Nationals Senator John Williams has added his voice to calls for Australia’s banking royal commission to be extended, despite the former High Court judge in charge of the inquiry wanting to wrap it up.

Labor wants the inquiry extended so more victims can tell their stories, with just 27 people having their voices heard out of more than 9000 submissions.

Senator Williams – who played a critical role inside the coalition to establish the royal commission – said the more witnesses Justice Kenneth Hayne hears from, the more he will reveal.

“I think commissioner Hayne could learn more by extending it and having more witnesses,” he told ABC radio on Monday.

“This royal commission is a one-off, we probably won’t see another one in our lifetime again. Let’s get it right, let’s do it right.”

Extending the inquiry would push it well into the next federal election cycle and allow whichever party wins government to deliver on its recommendations.

Treasurer Josh Frydenberg says if the royal commissioner needs more time he will get it.

“He has conducted a very rigorous, comprehensive and professional process to date,” he said.

Commissioner Hayne has highlighted an insidious culture of greed over decency permeating the big banks.

In a scathing three-volume interim report, he also criticised timid regulators for being far too soft on bad behaviour.

The commissioner has made it clear he does not want more time, declaring he must complete his job promptly.

However, the opposition is worried his interim report contained no draft recommendations.

Labor’s financial services spokeswoman Clare O’Neil says financial institutions and victims’ groups need time to discuss proposed changes to the sector.

“What is crucial is that we see proposals for reform that can be properly consulted on before the royal commissioner makes his final recommendations,” Ms O’Neil said.

“The interim report released on Friday makes it clear he is going to need more time to provide thoughtful, serious and significant recommendations for a sector we have been told is permeated by a culture of greed.”

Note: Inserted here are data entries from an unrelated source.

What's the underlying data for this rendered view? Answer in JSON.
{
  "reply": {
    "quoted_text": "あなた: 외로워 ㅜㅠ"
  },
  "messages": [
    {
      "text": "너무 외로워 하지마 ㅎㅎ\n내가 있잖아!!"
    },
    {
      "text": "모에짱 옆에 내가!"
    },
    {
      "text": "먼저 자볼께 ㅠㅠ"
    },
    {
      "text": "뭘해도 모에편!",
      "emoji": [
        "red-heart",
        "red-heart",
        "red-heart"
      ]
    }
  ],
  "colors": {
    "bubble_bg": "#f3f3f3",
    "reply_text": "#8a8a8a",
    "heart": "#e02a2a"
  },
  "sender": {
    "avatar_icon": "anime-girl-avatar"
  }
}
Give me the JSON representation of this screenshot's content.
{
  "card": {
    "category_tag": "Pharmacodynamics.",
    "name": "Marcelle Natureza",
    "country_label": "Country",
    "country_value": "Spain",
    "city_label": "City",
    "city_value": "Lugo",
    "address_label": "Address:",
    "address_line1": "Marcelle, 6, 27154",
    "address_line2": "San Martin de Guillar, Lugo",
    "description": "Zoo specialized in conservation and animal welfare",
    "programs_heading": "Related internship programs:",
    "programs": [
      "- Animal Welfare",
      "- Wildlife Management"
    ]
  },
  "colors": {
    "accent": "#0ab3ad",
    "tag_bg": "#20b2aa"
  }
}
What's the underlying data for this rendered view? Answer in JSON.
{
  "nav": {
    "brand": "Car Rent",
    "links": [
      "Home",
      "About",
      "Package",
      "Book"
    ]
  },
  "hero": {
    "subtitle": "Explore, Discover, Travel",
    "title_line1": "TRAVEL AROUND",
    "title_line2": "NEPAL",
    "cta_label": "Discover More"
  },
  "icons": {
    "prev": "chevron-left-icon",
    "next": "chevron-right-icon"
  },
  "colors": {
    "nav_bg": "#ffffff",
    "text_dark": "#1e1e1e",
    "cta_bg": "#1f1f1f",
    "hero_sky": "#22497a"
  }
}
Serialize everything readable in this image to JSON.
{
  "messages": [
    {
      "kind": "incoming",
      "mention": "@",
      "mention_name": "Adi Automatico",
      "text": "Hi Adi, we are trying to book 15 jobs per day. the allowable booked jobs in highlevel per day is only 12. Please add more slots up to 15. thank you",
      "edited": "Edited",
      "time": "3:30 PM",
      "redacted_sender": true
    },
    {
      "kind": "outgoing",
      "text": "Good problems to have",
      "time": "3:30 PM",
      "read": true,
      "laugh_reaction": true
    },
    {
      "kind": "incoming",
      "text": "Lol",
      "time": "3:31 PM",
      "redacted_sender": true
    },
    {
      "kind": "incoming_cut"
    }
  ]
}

Justice Hayne will hold one further round of public hearings in November to look at the policy questions that will be dealt with in his final report, due by February 1.

The next federal election is due by May.